● ACTION ITEM: Set down each line of the material that follows, exactly, with no pictures.

● DATA SHOWN:
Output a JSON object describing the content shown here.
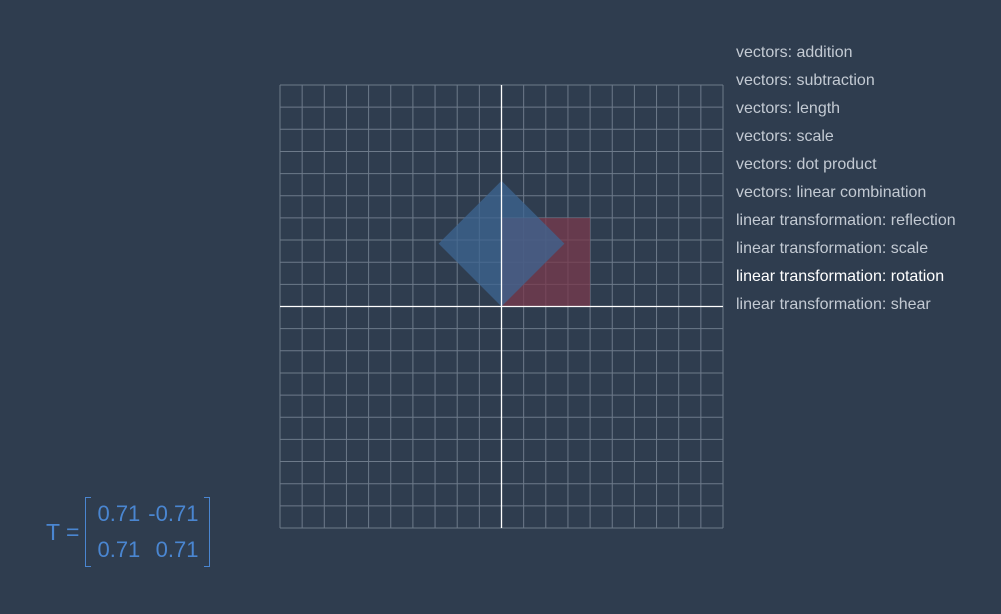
{
  "menu": {
    "items": [
      {
        "label": "vectors: addition",
        "active": false
      },
      {
        "label": "vectors: subtraction",
        "active": false
      },
      {
        "label": "vectors: length",
        "active": false
      },
      {
        "label": "vectors: scale",
        "active": false
      },
      {
        "label": "vectors: dot product",
        "active": false
      },
      {
        "label": "vectors: linear combination",
        "active": false
      },
      {
        "label": "linear transformation: reflection",
        "active": false
      },
      {
        "label": "linear transformation: scale",
        "active": false
      },
      {
        "label": "linear transformation: rotation",
        "active": true
      },
      {
        "label": "linear transformation: shear",
        "active": false
      }
    ]
  },
  "matrix": {
    "label": "T =",
    "a": "0.71",
    "b": "-0.71",
    "c": "0.71",
    "d": "0.71"
  },
  "plane": {
    "grid_range": [
      -10,
      10
    ],
    "original_square": {
      "x": [
        0,
        4
      ],
      "y": [
        0,
        4
      ]
    },
    "rotation_degrees": 45
  },
  "colors": {
    "background": "#2f3d4f",
    "grid_line": "#6d7a8a",
    "axis": "#ffffff",
    "original_square": "#7a3a4c",
    "transformed_square": "#3d6592",
    "matrix_text": "#4a86d1",
    "menu_text": "#c3cad3",
    "menu_active": "#ffffff"
  }
}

● COMPLETED TASK:
Output a JSON object describing the content shown here.
{
  "menu": {
    "items": [
      {
        "label": "vectors: addition",
        "active": false
      },
      {
        "label": "vectors: subtraction",
        "active": false
      },
      {
        "label": "vectors: length",
        "active": false
      },
      {
        "label": "vectors: scale",
        "active": false
      },
      {
        "label": "vectors: dot product",
        "active": false
      },
      {
        "label": "vectors: linear combination",
        "active": false
      },
      {
        "label": "linear transformation: reflection",
        "active": false
      },
      {
        "label": "linear transformation: scale",
        "active": false
      },
      {
        "label": "linear transformation: rotation",
        "active": true
      },
      {
        "label": "linear transformation: shear",
        "active": false
      }
    ]
  },
  "matrix": {
    "label": "T =",
    "a": "0.71",
    "b": "-0.71",
    "c": "0.71",
    "d": "0.71"
  },
  "plane": {
    "grid_range": [
      -10,
      10
    ],
    "original_square": {
      "x": [
        0,
        4
      ],
      "y": [
        0,
        4
      ]
    },
    "rotation_degrees": 45
  },
  "colors": {
    "background": "#2f3d4f",
    "grid_line": "#6d7a8a",
    "axis": "#ffffff",
    "original_square": "#7a3a4c",
    "transformed_square": "#3d6592",
    "matrix_text": "#4a86d1",
    "menu_text": "#c3cad3",
    "menu_active": "#ffffff"
  }
}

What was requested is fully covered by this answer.